Artists in the exhibition are: Nadema Agard, Pena Bonita, Maria Hupfield, Athena LaTocha, and Melissa Staiger.
Consciously referencing a historic act of generosity, this exhibition of five Native American women artists resident in New York is the result of an invitation to a British contemporary art curator, Stephen Hepworth, by AMERINDA to venture into new and alien territory. Positioned as an explorer, he encountered an openness in the sharing of knowledge, expertise and experience reflected through the range of work included in the exhibition.
Each of the five artists identifies to a different degree with their distinct tribal ancestry, further defined by social, cultural and geographic difference - collectively though they remain identified as Native American. While New York is now their home, the experience of being other, perhaps inevitably in a city of others (a place that is historically and geographically part of their larger home) sustains and informs their practice, especially in one that functions as a dynamic global center for contemporary art.

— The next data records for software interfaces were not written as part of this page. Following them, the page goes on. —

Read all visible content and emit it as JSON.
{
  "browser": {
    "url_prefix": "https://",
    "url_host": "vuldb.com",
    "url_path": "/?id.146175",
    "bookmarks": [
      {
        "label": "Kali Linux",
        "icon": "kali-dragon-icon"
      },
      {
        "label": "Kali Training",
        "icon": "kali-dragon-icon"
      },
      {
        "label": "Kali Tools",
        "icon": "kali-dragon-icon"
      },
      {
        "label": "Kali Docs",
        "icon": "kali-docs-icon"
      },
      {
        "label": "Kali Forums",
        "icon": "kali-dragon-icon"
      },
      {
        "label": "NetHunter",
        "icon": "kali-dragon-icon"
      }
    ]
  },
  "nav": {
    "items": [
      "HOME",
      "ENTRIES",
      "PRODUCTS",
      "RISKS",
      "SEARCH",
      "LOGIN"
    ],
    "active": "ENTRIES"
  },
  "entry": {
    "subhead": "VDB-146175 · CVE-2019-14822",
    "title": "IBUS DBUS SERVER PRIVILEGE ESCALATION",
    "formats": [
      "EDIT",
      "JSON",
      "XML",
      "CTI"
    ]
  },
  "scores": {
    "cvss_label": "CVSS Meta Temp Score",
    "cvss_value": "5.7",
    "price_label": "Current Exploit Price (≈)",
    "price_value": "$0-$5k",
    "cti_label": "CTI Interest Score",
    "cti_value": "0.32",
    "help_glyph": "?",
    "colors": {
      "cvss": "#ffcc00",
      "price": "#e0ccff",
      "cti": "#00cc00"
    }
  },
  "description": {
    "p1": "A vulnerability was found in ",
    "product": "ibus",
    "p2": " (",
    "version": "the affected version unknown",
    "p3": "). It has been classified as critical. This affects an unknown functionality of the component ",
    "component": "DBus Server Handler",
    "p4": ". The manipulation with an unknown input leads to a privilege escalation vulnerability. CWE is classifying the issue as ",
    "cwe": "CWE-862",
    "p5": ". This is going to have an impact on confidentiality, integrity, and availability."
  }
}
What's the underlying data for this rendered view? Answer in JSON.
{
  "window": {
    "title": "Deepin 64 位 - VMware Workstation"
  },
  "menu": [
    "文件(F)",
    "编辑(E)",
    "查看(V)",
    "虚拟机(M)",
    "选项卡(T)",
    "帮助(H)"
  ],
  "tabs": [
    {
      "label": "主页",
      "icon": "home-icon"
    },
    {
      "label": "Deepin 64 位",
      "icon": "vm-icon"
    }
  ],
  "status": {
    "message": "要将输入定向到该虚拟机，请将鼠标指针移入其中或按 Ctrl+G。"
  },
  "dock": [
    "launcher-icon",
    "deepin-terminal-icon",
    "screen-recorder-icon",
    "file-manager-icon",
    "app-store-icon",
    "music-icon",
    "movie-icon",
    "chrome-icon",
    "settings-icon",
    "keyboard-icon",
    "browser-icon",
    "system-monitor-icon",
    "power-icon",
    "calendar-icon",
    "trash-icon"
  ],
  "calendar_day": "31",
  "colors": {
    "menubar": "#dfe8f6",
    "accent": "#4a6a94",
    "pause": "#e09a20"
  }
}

Through this contemporary framework the exhibition embraces the work of these artists who in turn: deploy traditional symbolism to ensure the passing forward of a continuing heritage; evoke memories of rugged landscape through material invention; question the possibility of the spiritual within a modernist tradition; echo the procedures of exchange as a performative act; and by the introduction of an adorned and embellished tree stump into a community garden creates a place to wonder and question.
How to Catch Eel and Grow Corn will be accompanied by a series of conversations between each of the individual artists and an invited guest that will similarly give space for the exchange of information: allowing for the revisiting of previous encounters, the re-evaluation of historical contexts and new perspectives to be proposed.
AMERINDA is the only independent, multi-arts organization of its kind in the United States serving emerging and established Native American artists. Since its inception in 1987, AMERINDA has been offering a community of encouragement and assistance to Native American artists pursuing professional careers. AMERINDA actively promotes the indigenous perspective in the arts to a broad audience through the creation of new work in contemporary art forms: visual, literary, performing and media.